In Marbletown, New York, Leona Helmsley was born as Lena Rosenthal in 1920. Ida, her mother, was a homemaker, and Morris, her father, was a hat manufacturer. When Helmsley was a child, his family relocated to Brooklyn, and then to Manhattan on multiple occasions. Helmsley attended Abraham Lincoln High School before dropping school to pursue her dream of being a model. She went by several different surnames in a short period of time before settling on Roberts.
Helmsley met real estate entrepreneur Harry Helmsley in 1968 while working as a condominium broker. After two years, she became a senior vice-president at one of his brokerage firms. Following that, the two tied the knot. Leona Helmsley focused on her husband’s developing hotel enterprise when her real estate license was terminated for pushing her tenants to buy condominiums.
Evasion of Taxes and The Courtroom
The Helmsley’s purchased Dunnellen Hall in Greenwich, Connecticut, for $11 million in 1983 with the intention of using it as a weekend resort. They hired contractors to add a dance floor, a mahogany card table, and a silver clock, among other upgrades, totaling roughly $8 million. The Helmsleys, who were already known for disputing payments, turned down their contractors’ requests for payment. As a result, the contractors brought a case against the government. The majority of the contractors’ work was unlawfully invoiced to the Helmsleys’ hotels as business costs, which was exposed during the court hearings. Meanwhile, falsified invoices revealed the couple’s tax avoidance tactics. The Helmsleys and a few of their acquaintances were charged with both tax evasion and extortion by then-US Attorney Rudy Giuliani in 1988.
Harry was declared physically and psychologically incompetent to stand trial due to his deteriorating health, leaving Leona Helmsley to face the charges alone. Helmsley-Spear executive Paul Ruffino and Elizabeth Baum, the Helmsley home’s housekeeper, were both significant witnesses at the trial. Helmsley’s micromanaging and abusive behavior, which she directed not only at employees and contractors but also at family members and senior executives, was made public throughout the trial. Meanwhile, legal watchers of the trial said Helmsley’s blatant hatred and arrogance alienated the jurors. Helmsley was found guilty of three charges of tax evasion, one count of conspiracy to defraud the US, three counts of submitting false personal tax returns, 16 counts of helping in the filing of fraudulent corporation and partnership tax returns, and ten counts of mail fraud in August 1989. The case of extortion, however, was dropped against her. Her original sentence was 16 years in prison, but after an appeal by her new attorney, Alan Dershowitz, it was reduced to 19 months.

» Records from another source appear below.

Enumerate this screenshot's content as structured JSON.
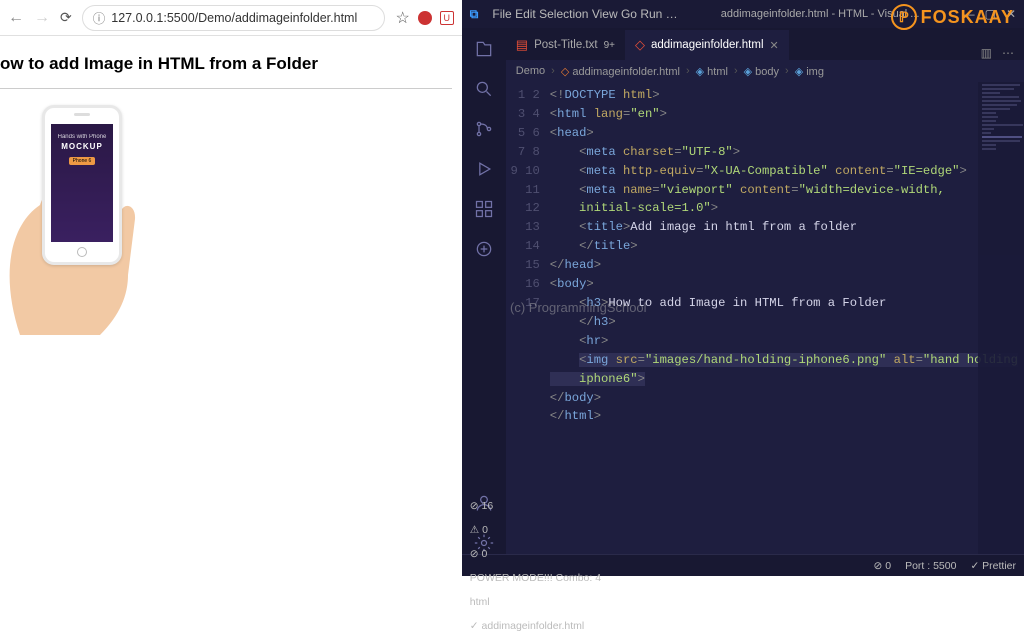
{
  "browser": {
    "url": "127.0.0.1:5500/Demo/addimageinfolder.html",
    "page_heading": "ow to add Image in HTML from a Folder",
    "phone": {
      "line1": "Hands with Phone",
      "line2": "MOCKUP",
      "line3": "Phone 6"
    }
  },
  "watermark": {
    "brand": "FOSKAAY",
    "center": "(c) ProgrammingSchool"
  },
  "vscode": {
    "menu": [
      "File",
      "Edit",
      "Selection",
      "View",
      "Go",
      "Run",
      "…"
    ],
    "title_center": "addimageinfolder.html - HTML - Visual ...",
    "tabs": [
      {
        "icon": "file",
        "label": "Post-Title.txt",
        "badge": "9+",
        "active": false
      },
      {
        "icon": "html",
        "label": "addimageinfolder.html",
        "active": true
      }
    ],
    "breadcrumbs": [
      "Demo",
      "addimageinfolder.html",
      "html",
      "body",
      "img"
    ],
    "code": [
      {
        "n": 1,
        "html": "<span class='t-punc'>&lt;!</span><span class='t-doctype'>DOCTYPE</span> <span class='t-attr'>html</span><span class='t-punc'>&gt;</span>"
      },
      {
        "n": 2,
        "html": "<span class='t-punc'>&lt;</span><span class='t-tag'>html</span> <span class='t-attr'>lang</span><span class='t-punc'>=</span><span class='t-str'>\"en\"</span><span class='t-punc'>&gt;</span>"
      },
      {
        "n": 3,
        "html": "<span class='t-punc'>&lt;</span><span class='t-tag'>head</span><span class='t-punc'>&gt;</span>"
      },
      {
        "n": 4,
        "html": "    <span class='t-punc'>&lt;</span><span class='t-tag'>meta</span> <span class='t-attr'>charset</span><span class='t-punc'>=</span><span class='t-str'>\"UTF-8\"</span><span class='t-punc'>&gt;</span>"
      },
      {
        "n": 5,
        "html": "    <span class='t-punc'>&lt;</span><span class='t-tag'>meta</span> <span class='t-attr'>http-equiv</span><span class='t-punc'>=</span><span class='t-str'>\"X-UA-Compatible\"</span> <span class='t-attr'>content</span><span class='t-punc'>=</span><span class='t-str'>\"IE=edge\"</span><span class='t-punc'>&gt;</span>"
      },
      {
        "n": 6,
        "html": "    <span class='t-punc'>&lt;</span><span class='t-tag'>meta</span> <span class='t-attr'>name</span><span class='t-punc'>=</span><span class='t-str'>\"viewport\"</span> <span class='t-attr'>content</span><span class='t-punc'>=</span><span class='t-str'>\"width=device-width,\n    initial-scale=1.0\"</span><span class='t-punc'>&gt;</span>"
      },
      {
        "n": 7,
        "html": "    <span class='t-punc'>&lt;</span><span class='t-tag'>title</span><span class='t-punc'>&gt;</span><span class='t-text'>Add image in html from a folder</span>"
      },
      {
        "n": 8,
        "html": "    <span class='t-punc'>&lt;/</span><span class='t-tag'>title</span><span class='t-punc'>&gt;</span>"
      },
      {
        "n": 9,
        "html": "<span class='t-punc'>&lt;/</span><span class='t-tag'>head</span><span class='t-punc'>&gt;</span>"
      },
      {
        "n": 10,
        "html": "<span class='t-punc'>&lt;</span><span class='t-tag'>body</span><span class='t-punc'>&gt;</span>"
      },
      {
        "n": 11,
        "html": "    <span class='t-punc'>&lt;</span><span class='t-tag'>h3</span><span class='t-punc'>&gt;</span><span class='t-text'>How to add Image in HTML from a Folder</span>"
      },
      {
        "n": 12,
        "html": "    <span class='t-punc'>&lt;/</span><span class='t-tag'>h3</span><span class='t-punc'>&gt;</span>"
      },
      {
        "n": 13,
        "html": "    <span class='t-punc'>&lt;</span><span class='t-tag'>hr</span><span class='t-punc'>&gt;</span>"
      },
      {
        "n": 14,
        "html": "    <span class='hl'><span class='t-punc'>&lt;</span><span class='t-tag'>img</span> <span class='t-attr'>src</span><span class='t-punc'>=</span><span class='t-str'>\"images/hand-holding-iphone6.png\"</span> <span class='t-attr'>alt</span><span class='t-punc'>=</span><span class='t-str'>\"hand holding\n    iphone6\"</span><span class='t-punc'>&gt;</span></span>"
      },
      {
        "n": 15,
        "html": ""
      },
      {
        "n": 16,
        "html": "<span class='t-punc'>&lt;/</span><span class='t-tag'>body</span><span class='t-punc'>&gt;</span>"
      },
      {
        "n": 17,
        "html": "<span class='t-punc'>&lt;/</span><span class='t-tag'>html</span><span class='t-punc'>&gt;</span>"
      }
    ],
    "status": {
      "left": [
        "⊘ 16",
        "⚠ 0",
        "⊘ 0",
        "POWER MODE!!! Combo: 4",
        "html",
        "✓ addimageinfolder.html"
      ],
      "right": [
        "⊘ 0",
        "Port : 5500",
        "✓ Prettier"
      ]
    }
  }
}
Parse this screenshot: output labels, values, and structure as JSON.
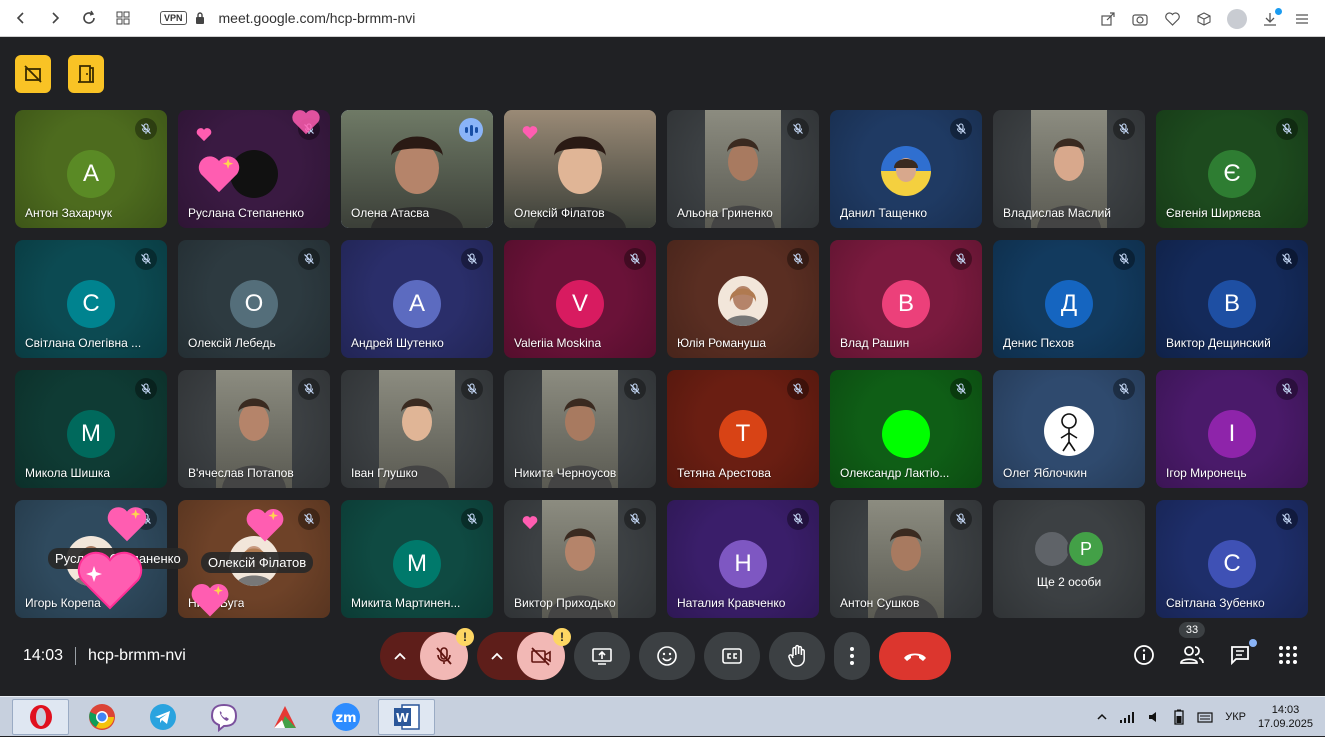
{
  "browser": {
    "vpn": "VPN",
    "url": "meet.google.com/hcp-brmm-nvi"
  },
  "participants": [
    {
      "name": "Антон Захарчук",
      "letter": "А",
      "bg": "#4d6b1e",
      "avatar": "#5a8a25"
    },
    {
      "name": "Руслана Степаненко",
      "letter": "",
      "bg": "#3a1a42",
      "avatar": "#111111"
    },
    {
      "name": "Олена Атасва",
      "letter": "",
      "bg": "#6f7a66",
      "avatar": ""
    },
    {
      "name": "Олексій Філатов",
      "letter": "",
      "bg": "#9a8a76",
      "avatar": ""
    },
    {
      "name": "Альона Гриненко",
      "letter": "",
      "bg": "#3c4043",
      "avatar": ""
    },
    {
      "name": "Данил Тащенко",
      "letter": "",
      "bg": "#1f3a63",
      "avatar": ""
    },
    {
      "name": "Владислав Маслий",
      "letter": "",
      "bg": "#3c4043",
      "avatar": ""
    },
    {
      "name": "Євгенія Ширяєва",
      "letter": "Є",
      "bg": "#1d4a1e",
      "avatar": "#2e7d32"
    },
    {
      "name": "Світлана Олегівна ...",
      "letter": "С",
      "bg": "#0c4a52",
      "avatar": "#00838f"
    },
    {
      "name": "Олексій Лебедь",
      "letter": "О",
      "bg": "#2d3a40",
      "avatar": "#546e7a"
    },
    {
      "name": "Андрей Шутенко",
      "letter": "А",
      "bg": "#2a2e6a",
      "avatar": "#5c6bc0"
    },
    {
      "name": "Valeriia Moskina",
      "letter": "V",
      "bg": "#6a1238",
      "avatar": "#d81b60"
    },
    {
      "name": "Юлія Романуша",
      "letter": "",
      "bg": "#5a2e22",
      "avatar": ""
    },
    {
      "name": "Влад Рашин",
      "letter": "В",
      "bg": "#7a1a3e",
      "avatar": "#ec407a"
    },
    {
      "name": "Денис Пєхов",
      "letter": "Д",
      "bg": "#123a5e",
      "avatar": "#1565c0"
    },
    {
      "name": "Виктор Дещинский",
      "letter": "В",
      "bg": "#142a5a",
      "avatar": "#1e4fa3"
    },
    {
      "name": "Микола Шишка",
      "letter": "М",
      "bg": "#0f3b34",
      "avatar": "#00695c"
    },
    {
      "name": "В'ячеслав Потапов",
      "letter": "",
      "bg": "#3c4043",
      "avatar": ""
    },
    {
      "name": "Іван Глушко",
      "letter": "",
      "bg": "#3c4043",
      "avatar": ""
    },
    {
      "name": "Никита Черноусов",
      "letter": "",
      "bg": "#3c4043",
      "avatar": ""
    },
    {
      "name": "Тетяна Арестова",
      "letter": "Т",
      "bg": "#6a1e12",
      "avatar": "#d84315"
    },
    {
      "name": "Олександр Лактіо...",
      "letter": "",
      "bg": "#0f5e16",
      "avatar": "#00ff00"
    },
    {
      "name": "Олег Яблочкин",
      "letter": "",
      "bg": "#2f4a6e",
      "avatar": "#ffffff"
    },
    {
      "name": "Ігор Миронець",
      "letter": "І",
      "bg": "#4a1a6a",
      "avatar": "#8e24aa"
    },
    {
      "name": "Игорь Корепа",
      "letter": "",
      "bg": "#2f4a5e",
      "avatar": ""
    },
    {
      "name": "Нина Буга",
      "letter": "",
      "bg": "#6e4228",
      "avatar": ""
    },
    {
      "name": "Микита Мартинен...",
      "letter": "М",
      "bg": "#0f4a42",
      "avatar": "#00796b"
    },
    {
      "name": "Виктор Приходько",
      "letter": "",
      "bg": "#3c4043",
      "avatar": ""
    },
    {
      "name": "Наталия Кравченко",
      "letter": "Н",
      "bg": "#3a1e6a",
      "avatar": "#7e57c2"
    },
    {
      "name": "Антон Сушков",
      "letter": "",
      "bg": "#3c4043",
      "avatar": ""
    },
    {
      "name": "Ще 2 особи",
      "letter": "Р",
      "bg": "#3c4043",
      "avatar": "#43a047"
    },
    {
      "name": "Світлана Зубенко",
      "letter": "С",
      "bg": "#1e2e6a",
      "avatar": "#3f51b5"
    }
  ],
  "floating_labels": {
    "left": "Руслана Степаненко",
    "right": "Олексій Філатов"
  },
  "meeting": {
    "time": "14:03",
    "code": "hcp-brmm-nvi",
    "people_count": "33",
    "warn_mark": "!"
  },
  "taskbar": {
    "lang": "УКР",
    "time": "14:03",
    "date": "17.09.2025"
  },
  "colors": {
    "accent_yellow": "#f9c325",
    "hangup": "#dc362e",
    "muted_control": "#f2b8b5",
    "active_outline": "#a8c7fa"
  }
}
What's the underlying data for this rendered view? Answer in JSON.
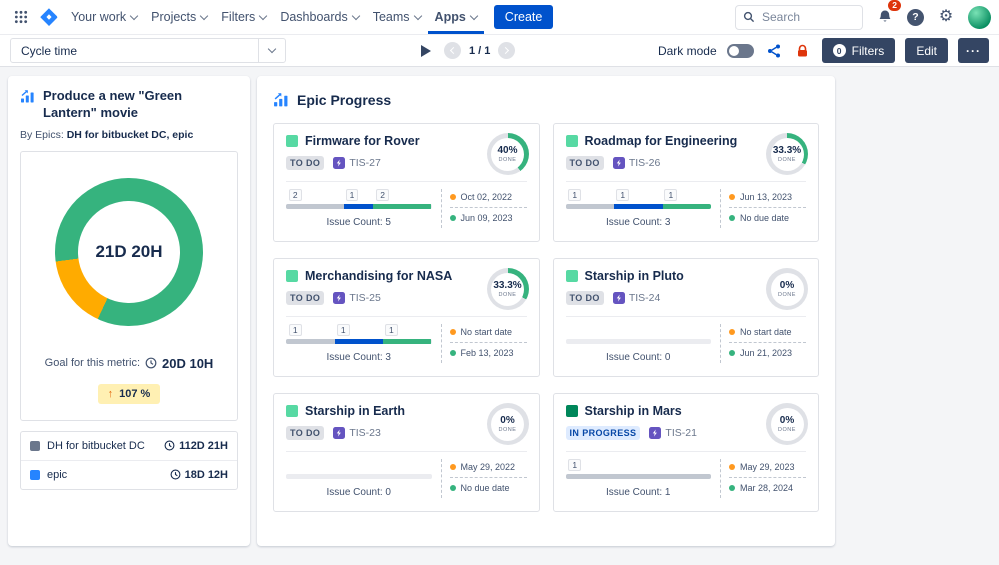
{
  "colors": {
    "done": "#36b37e",
    "in_progress": "#0052cc",
    "todo": "#c1c7d0",
    "track": "#ebecf0",
    "ring_track": "#dfe1e6",
    "over": "#ffab00",
    "start_dot": "#ff991f",
    "due_dot": "#36b37e"
  },
  "nav": {
    "menu": [
      "Your work",
      "Projects",
      "Filters",
      "Dashboards",
      "Teams",
      "Apps"
    ],
    "active_item": "Apps",
    "create_label": "Create",
    "search_placeholder": "Search",
    "notifications_count": "2",
    "help_label": "?"
  },
  "toolbar": {
    "metric_select_value": "Cycle time",
    "page_indicator": "1 / 1",
    "dark_mode_label": "Dark mode",
    "filters_label": "Filters",
    "filters_count": "0",
    "edit_label": "Edit",
    "more_label": "···"
  },
  "left_panel": {
    "title": "Produce a new \"Green Lantern\" movie",
    "subtitle_label": "By Epics:",
    "subtitle_value": "DH for bitbucket DC, epic",
    "donut_center": "21D 20H",
    "donut_over_pct": 16,
    "goal_label": "Goal for this metric:",
    "goal_value": "20D 10H",
    "delta_value": "107 %",
    "legend": [
      {
        "label": "DH for bitbucket DC",
        "value": "112D 21H",
        "color": "#6b778c"
      },
      {
        "label": "epic",
        "value": "18D 12H",
        "color": "#2684ff"
      }
    ]
  },
  "right_panel": {
    "title": "Epic Progress",
    "done_label": "DONE",
    "cards": [
      {
        "name": "Firmware for Rover",
        "icon_color": "#57d9a3",
        "status": "TO DO",
        "status_type": "todo",
        "key": "TIS-27",
        "percent_label": "40%",
        "percent": 40,
        "segments": [
          {
            "type": "todo",
            "pct": 40
          },
          {
            "type": "in_progress",
            "pct": 20
          },
          {
            "type": "done",
            "pct": 40
          }
        ],
        "chips": [
          {
            "label": "2",
            "pos": 2
          },
          {
            "label": "1",
            "pos": 41
          },
          {
            "label": "2",
            "pos": 62
          }
        ],
        "issue_count": "Issue Count: 5",
        "start_date": "Oct 02, 2022",
        "due_date": "Jun 09, 2023"
      },
      {
        "name": "Roadmap for Engineering",
        "icon_color": "#57d9a3",
        "status": "TO DO",
        "status_type": "todo",
        "key": "TIS-26",
        "percent_label": "33.3%",
        "percent": 33.3,
        "segments": [
          {
            "type": "todo",
            "pct": 33.4
          },
          {
            "type": "in_progress",
            "pct": 33.3
          },
          {
            "type": "done",
            "pct": 33.3
          }
        ],
        "chips": [
          {
            "label": "1",
            "pos": 2
          },
          {
            "label": "1",
            "pos": 35
          },
          {
            "label": "1",
            "pos": 68
          }
        ],
        "issue_count": "Issue Count: 3",
        "start_date": "Jun 13, 2023",
        "due_date": "No due date"
      },
      {
        "name": "Merchandising for NASA",
        "icon_color": "#57d9a3",
        "status": "TO DO",
        "status_type": "todo",
        "key": "TIS-25",
        "percent_label": "33.3%",
        "percent": 33.3,
        "segments": [
          {
            "type": "todo",
            "pct": 33.4
          },
          {
            "type": "in_progress",
            "pct": 33.3
          },
          {
            "type": "done",
            "pct": 33.3
          }
        ],
        "chips": [
          {
            "label": "1",
            "pos": 2
          },
          {
            "label": "1",
            "pos": 35
          },
          {
            "label": "1",
            "pos": 68
          }
        ],
        "issue_count": "Issue Count: 3",
        "start_date": "No start date",
        "due_date": "Feb 13, 2023"
      },
      {
        "name": "Starship in Pluto",
        "icon_color": "#57d9a3",
        "status": "TO DO",
        "status_type": "todo",
        "key": "TIS-24",
        "percent_label": "0%",
        "percent": 0,
        "segments": [],
        "chips": [],
        "issue_count": "Issue Count: 0",
        "start_date": "No start date",
        "due_date": "Jun 21, 2023"
      },
      {
        "name": "Starship in Earth",
        "icon_color": "#57d9a3",
        "status": "TO DO",
        "status_type": "todo",
        "key": "TIS-23",
        "percent_label": "0%",
        "percent": 0,
        "segments": [],
        "chips": [],
        "issue_count": "Issue Count: 0",
        "start_date": "May 29, 2022",
        "due_date": "No due date"
      },
      {
        "name": "Starship in Mars",
        "icon_color": "#00875a",
        "status": "IN PROGRESS",
        "status_type": "inprogress",
        "key": "TIS-21",
        "percent_label": "0%",
        "percent": 0,
        "segments": [
          {
            "type": "todo",
            "pct": 100
          }
        ],
        "chips": [
          {
            "label": "1",
            "pos": 2
          }
        ],
        "issue_count": "Issue Count: 1",
        "start_date": "May 29, 2023",
        "due_date": "Mar 28, 2024"
      }
    ]
  }
}
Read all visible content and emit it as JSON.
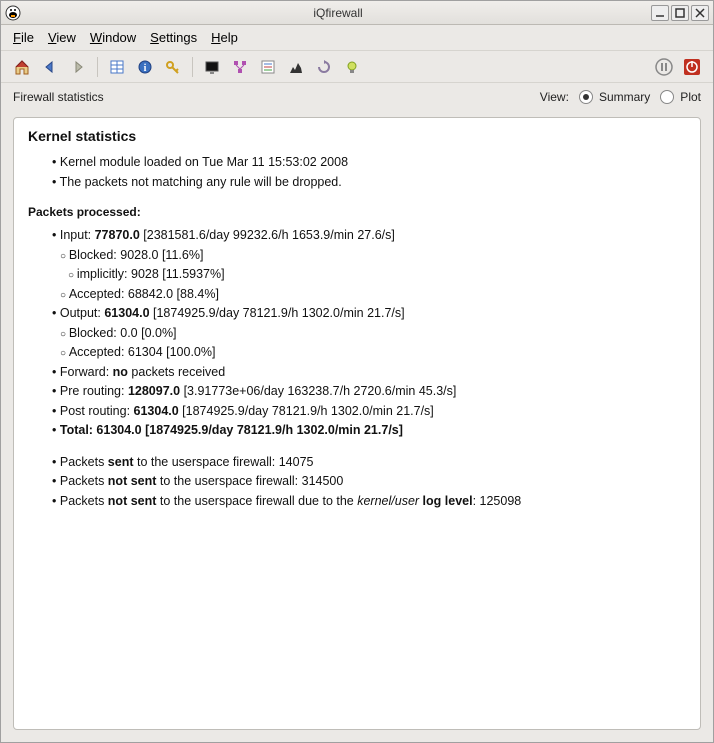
{
  "window": {
    "title": "iQfirewall"
  },
  "menu": {
    "file": "File",
    "view": "View",
    "window": "Window",
    "settings": "Settings",
    "help": "Help"
  },
  "toolbar": {
    "home": "home-icon",
    "back": "back-icon",
    "forward": "forward-icon",
    "table": "table-icon",
    "info": "info-icon",
    "key": "key-icon",
    "monitor": "monitor-icon",
    "network": "network-icon",
    "list": "list-icon",
    "chart": "chart-icon",
    "reload": "reload-icon",
    "bulb": "bulb-icon",
    "pause": "pause-icon",
    "power": "power-icon"
  },
  "viewbar": {
    "label": "Firewall statistics",
    "view_label": "View:",
    "summary": "Summary",
    "plot": "Plot"
  },
  "stats": {
    "heading": "Kernel statistics",
    "kernel_loaded": "Kernel module loaded on Tue Mar 11 15:53:02 2008",
    "not_matching": "The packets not matching any rule will be dropped.",
    "packets_processed_label": "Packets processed:",
    "input_prefix": "Input: ",
    "input_value": "77870.0",
    "input_rates": " [2381581.6/day 99232.6/h 1653.9/min 27.6/s]",
    "input_blocked": "Blocked: 9028.0 [11.6%]",
    "input_implicitly": "implicitly: 9028 [11.5937%]",
    "input_accepted": "Accepted: 68842.0 [88.4%]",
    "output_prefix": "Output: ",
    "output_value": "61304.0",
    "output_rates": " [1874925.9/day 78121.9/h 1302.0/min 21.7/s]",
    "output_blocked": "Blocked: 0.0 [0.0%]",
    "output_accepted": "Accepted: 61304 [100.0%]",
    "forward_prefix": "Forward: ",
    "forward_value": "no",
    "forward_suffix": " packets received",
    "prerouting_prefix": "Pre routing: ",
    "prerouting_value": "128097.0",
    "prerouting_rates": " [3.91773e+06/day 163238.7/h 2720.6/min 45.3/s]",
    "postrouting_prefix": "Post routing: ",
    "postrouting_value": "61304.0",
    "postrouting_rates": " [1874925.9/day 78121.9/h 1302.0/min 21.7/s]",
    "total": "Total: 61304.0 [1874925.9/day 78121.9/h 1302.0/min 21.7/s]",
    "sent_prefix": "Packets ",
    "sent_bold": "sent",
    "sent_suffix": " to the userspace firewall: 14075",
    "notsent1_prefix": "Packets ",
    "notsent1_bold": "not sent",
    "notsent1_suffix": " to the userspace firewall: 314500",
    "notsent2_prefix": "Packets ",
    "notsent2_bold": "not sent",
    "notsent2_mid": " to the userspace firewall due to the ",
    "notsent2_italic": "kernel/user",
    "notsent2_mid2": " ",
    "notsent2_bold2": "log level",
    "notsent2_suffix": ": 125098"
  }
}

Assets and Personal Life
In 1938, Helmsley married lawyer Leo Panzirer for the first time. They got four grandkids through their son, Jay. In 1952, they got divorced. Helmsley went on to marry and divorce Joseph Lubin, a garment industry businessman, twice. Finally, in 1972, she married Harry Helmsley, with whom she remained for the rest of her life.
Helmsley died in her Connecticut home in 2007 at the age of 87 from congestive heart failure. Her ashes were later interred in a $1.4 million mausoleum in New York’s Sleepy Hollow Cemetery, adjacent to her husband Harry. The Leona M. and Harry B. Helmsley Charitable Trust received the majority of their assets, valued at nearly $4 billion. Meanwhile, her Maltese dog, Trouble, received a $12 million trust fund, which was eventually reduced to $2 million, with the remainder going to the Charitable Trust and two of Helmsley’s disinherited grandchildren.